If auditors are coming to look at your company's financials, have staff, before they meet with them, practice talking about your systems and processes so they're fresh in mind, a risk management consultant said in a CFO Leadership Council webinar Tuesday.
Nancy Wu, head of sales and support for SkyStem, a provider of account reconciliation and financial close applications, said finance staff, no matter how familiar they are with your systems, can leave out important details when they first sit down with auditors, and that can be interpreted as a red flag by auditors, she said.
Even if your staff know what they plan to say, they should practice ahead of time, Wu said; that initial interview is “part of the audit that auditors look at carefully.”
Finance staff should not treat the initial interview as a formality, she said, because if auditors sense staff are unprepared or unfamiliar with your processes, it can make them think the system isn't being closely monitored for risks or has lax security protections.
Risks broader than finance
Staff members need to be aware of risks beyond those based on poorly designed or monitored finance systems, Wu said.
She divided risk into two categories: environment and process. Environment risks are external to a company, such as competition, capital availability and regulations. Process risks are internal and include financials, IT systems, operations and human resources, among others.
She cited industry data indicating that top risks this year include the ability to compete with new, "born-digital" competitors that have entered their field and threaten to take market share. Finding talent also ranks as a top risk.

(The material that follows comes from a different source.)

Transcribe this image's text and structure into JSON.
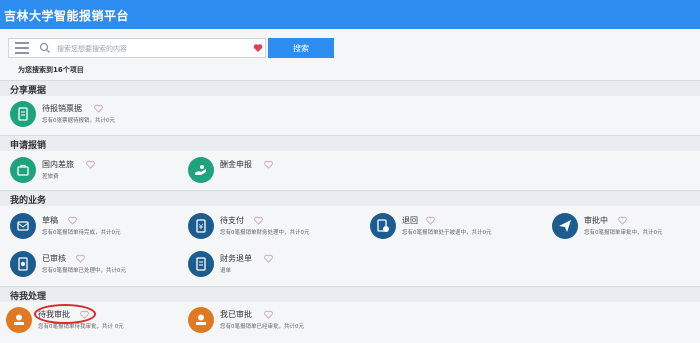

Because of the nature of talent, it's hard to put in place a system to attract and retain top people, but there are controls a company can design to minimize brain drain, Wu said.
Companies can institute mentoring, create an environment that fosters camaraderie, recognize good work by staff, and publicize the positive environment of the company. "This sounds fluffy and all over the place, but these things actually are not, because they're all tied to that same risk about talent," she said.
Wu provided a workflow chart for managing risk that starts with identifying what they are, designing and executing controls, assessing the controls' effectiveness, and tracking whether risks are actually mitigated.
She defined controls broadly, starting with the tone coming out of the C-suite, how well your company's code of conduct is followed, how often you reconcile your finances, whether you have finance duties properly segregated (not having the same person manage accounts payable and accounts receivable, for example), and how robust your internal audit function is, among others.
Companies can increase controls by moving operations from premise-based software to a cloud platform. Your data would be cordoned off from your operations and protected by the host company, which you can count on to specialize in data security and management and to constantly upgrade its system to stay ahead of threats.
Automation is another way to reduce risk, because by having robotic process automation and other types of software take care of manual tasks, you reduce the likelihood of human error.
The last stage of any risk management system is the external audit, because third-party auditors can validate how well you're keeping your systems safe.
When auditors come in, they're always on duty. That's why Wu recommends that staff practice before being interviewed by them. If a staff member forgets to mention a security detail you have, auditors could assume you don't have the protection in place.
And if staff meet with auditors outside of work — for dinner or drinks — they should try to remember the auditors might be off duty but "their auditor ears are still on," Wu said. "They haven't been shut off."